Blender cookie did a video on Blender's new Bmesh addon which will make it an ngon modeler.
Don't know if that's of interest to the game community or not, really, but a lot of low budget game developers use Blender.
I don't think it would directly affect game programlng, since it will be triangulated just like quads were before. Anyhow, it's great to see the project improving.
Yeah, it's more indirect. It makes modeling a little easier, but in the end, you need to have triangles for games.
Looks similar to the fgon feature already in Blender, but just auto runs the logic on each mesh change. Still, I'd be weary of using a 3rd party Blender builds. Last thing I need is to model in one version only to lose it later down the road. The other caveat is that Blender's tessellation routine never evenly distributes triangles.
Often when you want to optimize this mesh it will produce less than desirable results due to shared vertex structure. From my experience, if you're going to model for games you need to get down and dirty with triangles and optimize it from the get go. Or use curves and surfaces (nurbs) as they tessellate very well.
It's going to be incorporated into Blender 2.63 or something like that.
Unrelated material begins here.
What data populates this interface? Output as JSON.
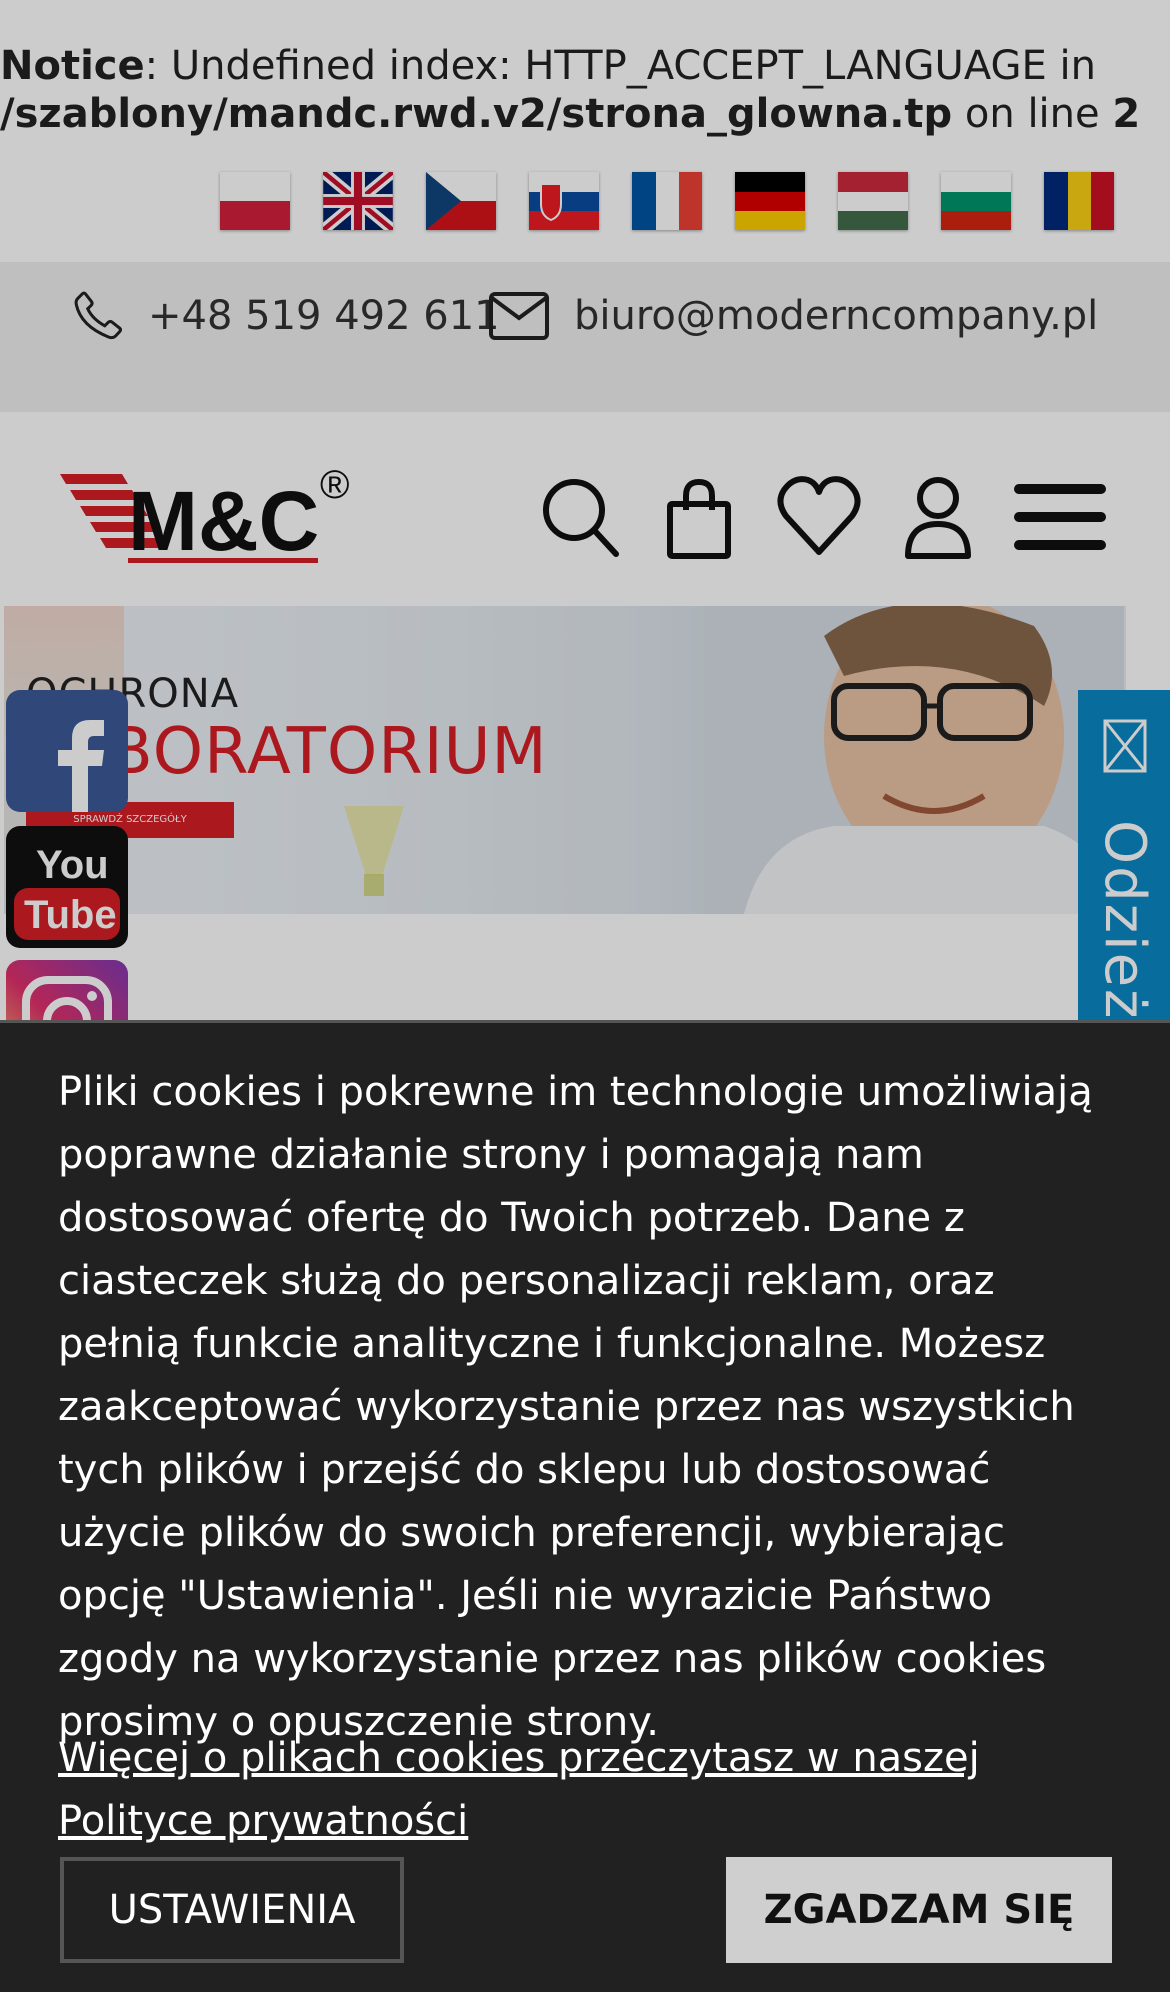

That video I linked to shows some reasons why it actually ends up making a better mesh in the long run when you do eventually return to triangles or quads. I'm not going to give it a serious look until it is fully incorporated. I'm still not up on the 2.5 changes. I did an animated model for someone a little while ago and had a whale of a time getting everything to work right. I still haven't learned weight painting. I just choose vertices and groups for each bone by selection. When you are dealing with game models, you really don't have to get very fancy because of the lower polygon count. I just baked all my color textures onto one bitmap with that model, also, which was pretty cool. I'm not up on engine stuff, but the guy I did it for said it would render faster that way. I want to try a high poly model baked render for normals onto a low poly model in the future. It's really hard to keep up with all of it.
I can see how it's slightly more beneficial for the artist, but I would hold my reservations whether Blender can properly triangulate the mesh afterwards. I've had experiences as shown above that required effort on my part to correct. Perhaps I missed the important part where he describes the intelligent algorithm Blender uses. He tends to babble in the video.
Indeed combining textures into one will render fast. If lighting remains constant, it's the best way to go. If you're developing for mobile devices, it's the only way to go Baking normal maps is fun too. I'm not sure how to do it in Blender, but I wrote my own program that does it for me. If you check out the Stanford 3d scanning repository, you can download and test with these models.